| DIRECTIONS |
In your copy of the data below, reproduce every entry exactly and omit the pictures.

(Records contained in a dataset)
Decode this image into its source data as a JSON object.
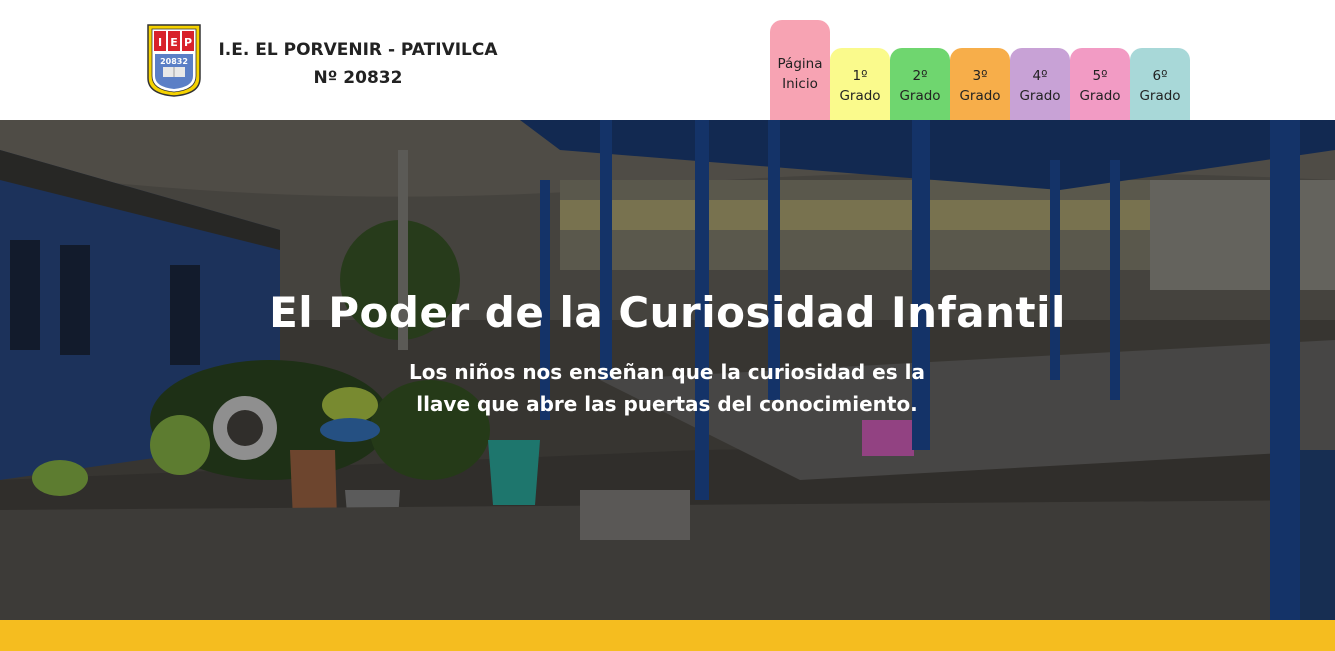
{
  "header": {
    "logo_text": "IEP",
    "logo_number": "20832",
    "school_line1": "I.E. EL PORVENIR - PATIVILCA",
    "school_line2": "Nº 20832"
  },
  "nav": {
    "tabs": [
      {
        "line1": "Página",
        "line2": "Inicio",
        "color": "#f7a3b3"
      },
      {
        "line1": "1º",
        "line2": "Grado",
        "color": "#fafa8c"
      },
      {
        "line1": "2º",
        "line2": "Grado",
        "color": "#6fd66f"
      },
      {
        "line1": "3º",
        "line2": "Grado",
        "color": "#f7ae4a"
      },
      {
        "line1": "4º",
        "line2": "Grado",
        "color": "#c8a2d6"
      },
      {
        "line1": "5º",
        "line2": "Grado",
        "color": "#f29bc4"
      },
      {
        "line1": "6º",
        "line2": "Grado",
        "color": "#a8d8d8"
      }
    ]
  },
  "hero": {
    "title": "El Poder de la Curiosidad Infantil",
    "subtitle": "Los niños nos enseñan que la curiosidad es la llave que abre las puertas del conocimiento."
  },
  "colors": {
    "band": "#f5bd1f",
    "structure_blue": "#1f4fa0"
  }
}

| RESPONSE TO THE EXERCISE |
Decode this image into its source data as a JSON object.
{
  "header": {
    "logo_text": "IEP",
    "logo_number": "20832",
    "school_line1": "I.E. EL PORVENIR - PATIVILCA",
    "school_line2": "Nº 20832"
  },
  "nav": {
    "tabs": [
      {
        "line1": "Página",
        "line2": "Inicio",
        "color": "#f7a3b3"
      },
      {
        "line1": "1º",
        "line2": "Grado",
        "color": "#fafa8c"
      },
      {
        "line1": "2º",
        "line2": "Grado",
        "color": "#6fd66f"
      },
      {
        "line1": "3º",
        "line2": "Grado",
        "color": "#f7ae4a"
      },
      {
        "line1": "4º",
        "line2": "Grado",
        "color": "#c8a2d6"
      },
      {
        "line1": "5º",
        "line2": "Grado",
        "color": "#f29bc4"
      },
      {
        "line1": "6º",
        "line2": "Grado",
        "color": "#a8d8d8"
      }
    ]
  },
  "hero": {
    "title": "El Poder de la Curiosidad Infantil",
    "subtitle": "Los niños nos enseñan que la curiosidad es la llave que abre las puertas del conocimiento."
  },
  "colors": {
    "band": "#f5bd1f",
    "structure_blue": "#1f4fa0"
  }
}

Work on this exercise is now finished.